For a discussion on why the Barelwi view here is problematic, one may read: http://www.sunniforum.com/forum/show…l=1#post879164
5. Fifthly, Barelwis believe Allah does not have the ability to say something untrue. Deobandis believe Allah does have the ability but will not do so.
One may read this for a little more detail: https://barelwism.wordpress.com/2013/…asan-deobandi/
On the first four issues, Deobandis rightly brand the Barelwis as deviants and in some cases disbelievers. On the fifth issue, without any sound basis, Barelwis brand Deobandis as deviants and in some cases disbelievers.
In practice, Barelwis believe that any practice associated with religion that has been newly introduced, so long as it has some basis in the Shari’ah, may be practised with continuity, even if done in a very specific way giving the impression that it is Sunnah or Wajib. Deobandis, following major scholars of the Ahlus Sunnah, regard such practices as either bid’ah or resembling bid’ah, therefore reject it and disallow it. Examples include the way mawlid, urs and so on are practised today.

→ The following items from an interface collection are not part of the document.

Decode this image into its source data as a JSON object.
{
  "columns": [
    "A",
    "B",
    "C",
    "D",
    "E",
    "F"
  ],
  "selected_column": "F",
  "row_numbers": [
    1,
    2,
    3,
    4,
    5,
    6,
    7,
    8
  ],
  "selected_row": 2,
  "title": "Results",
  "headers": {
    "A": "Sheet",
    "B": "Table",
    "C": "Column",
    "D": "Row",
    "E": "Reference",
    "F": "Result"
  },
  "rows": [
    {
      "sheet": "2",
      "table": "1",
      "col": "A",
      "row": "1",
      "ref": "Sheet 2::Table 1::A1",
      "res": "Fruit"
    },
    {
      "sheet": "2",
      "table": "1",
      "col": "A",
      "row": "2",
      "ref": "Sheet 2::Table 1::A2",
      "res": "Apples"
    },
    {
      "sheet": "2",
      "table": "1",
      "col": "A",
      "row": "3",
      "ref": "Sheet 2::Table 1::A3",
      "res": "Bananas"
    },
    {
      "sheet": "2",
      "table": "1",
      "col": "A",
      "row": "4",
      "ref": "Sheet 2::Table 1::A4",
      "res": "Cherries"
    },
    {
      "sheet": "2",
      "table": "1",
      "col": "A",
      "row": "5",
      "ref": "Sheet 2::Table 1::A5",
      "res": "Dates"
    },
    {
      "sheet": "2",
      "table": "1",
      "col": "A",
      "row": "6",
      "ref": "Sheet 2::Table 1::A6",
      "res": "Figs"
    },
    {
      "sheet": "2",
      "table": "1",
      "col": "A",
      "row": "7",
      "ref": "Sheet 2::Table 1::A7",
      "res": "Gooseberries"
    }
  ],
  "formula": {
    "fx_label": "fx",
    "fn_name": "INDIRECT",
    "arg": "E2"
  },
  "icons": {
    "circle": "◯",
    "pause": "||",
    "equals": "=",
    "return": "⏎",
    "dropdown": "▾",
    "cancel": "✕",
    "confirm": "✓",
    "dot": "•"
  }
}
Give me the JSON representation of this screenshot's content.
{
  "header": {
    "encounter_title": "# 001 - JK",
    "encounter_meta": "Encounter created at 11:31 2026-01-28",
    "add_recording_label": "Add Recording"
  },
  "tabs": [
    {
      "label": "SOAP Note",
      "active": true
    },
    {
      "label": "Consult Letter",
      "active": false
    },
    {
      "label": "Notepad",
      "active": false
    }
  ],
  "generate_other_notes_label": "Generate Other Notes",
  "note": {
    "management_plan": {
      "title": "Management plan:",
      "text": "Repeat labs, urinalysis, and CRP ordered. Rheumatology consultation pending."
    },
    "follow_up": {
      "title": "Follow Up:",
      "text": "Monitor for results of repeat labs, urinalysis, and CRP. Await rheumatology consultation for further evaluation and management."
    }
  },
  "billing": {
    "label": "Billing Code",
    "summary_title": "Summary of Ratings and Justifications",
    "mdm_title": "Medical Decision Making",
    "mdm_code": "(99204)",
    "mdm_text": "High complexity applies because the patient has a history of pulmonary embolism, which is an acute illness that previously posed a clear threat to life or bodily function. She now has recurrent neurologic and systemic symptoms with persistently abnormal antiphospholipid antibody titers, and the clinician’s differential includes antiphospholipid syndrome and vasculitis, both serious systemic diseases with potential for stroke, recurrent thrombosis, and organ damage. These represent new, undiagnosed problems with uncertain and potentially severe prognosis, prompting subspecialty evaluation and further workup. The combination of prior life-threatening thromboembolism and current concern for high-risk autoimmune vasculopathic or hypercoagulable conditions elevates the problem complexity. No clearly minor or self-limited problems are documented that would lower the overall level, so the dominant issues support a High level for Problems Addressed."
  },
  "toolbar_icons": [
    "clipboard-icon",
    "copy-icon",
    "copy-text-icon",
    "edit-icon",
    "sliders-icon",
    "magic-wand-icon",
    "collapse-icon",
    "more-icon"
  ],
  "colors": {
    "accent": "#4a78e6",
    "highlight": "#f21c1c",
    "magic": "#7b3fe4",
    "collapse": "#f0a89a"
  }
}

For more detail on the concept of bid’ah, one may read: http://bawariqalghaybtranslation.fil…ah-a-study.pdf
Also in terms of practice, there is a set of actions Barelwis promote that Deobandis regard as “practical shirk,” that is actions that will not necessarily take one out of Islam, but resemble the actions of the idolaters, and are thus forbidden. Examples include naming a person “‘abd al-Nabi” (slave of Prophet) or “‘abd al-Mustafa” or “‘abd al-Rasul” (which Hanafi fuqaha have forbidden); and calling out to a dead person for aid (istighathah).
For more detail on the question of “practical shirk,” one may read: http://www.deoband.org/2013/01/aqida…of-polytheism/ & http://bawariqalghaybtranslation.fil…stighathah.pdf & http://www.sunniforum.com/forum/show…l=1#post933314
Historically, the founder of Barelwism (Ahmad Rida Khan Barelwi) distorted some passages of major Deobandi scholars, translated them into Arabic, and procured fatwas of kufr against them from the scholars of Hijaz. He then declared not only these scholars as kafir but declared all who do not regard them as kafir kafir. Thus, this meant Barelwis true to the teachings of Ahmad Rida Khan could not regard Deobandis as Muslims, hence a clear sectarian divide was created.
For more detail on the deception and misrepresentations of Ahmad Rida Khan in his baseless takfirs, one may read: http://ukkhuddam.files.wordpress.com…ranslation.pdf
This history of course has deeper roots, probably most pronounced in the earlier opposition by Barelwi-minded scholars to Shah Isma’il Shahid, the grandson of Shah Wali Allah.
There are other differences too, particularly with respect to Deobandi scholarship and Barelwi “scholarship” (or the lack thereof), which have not been discussed here.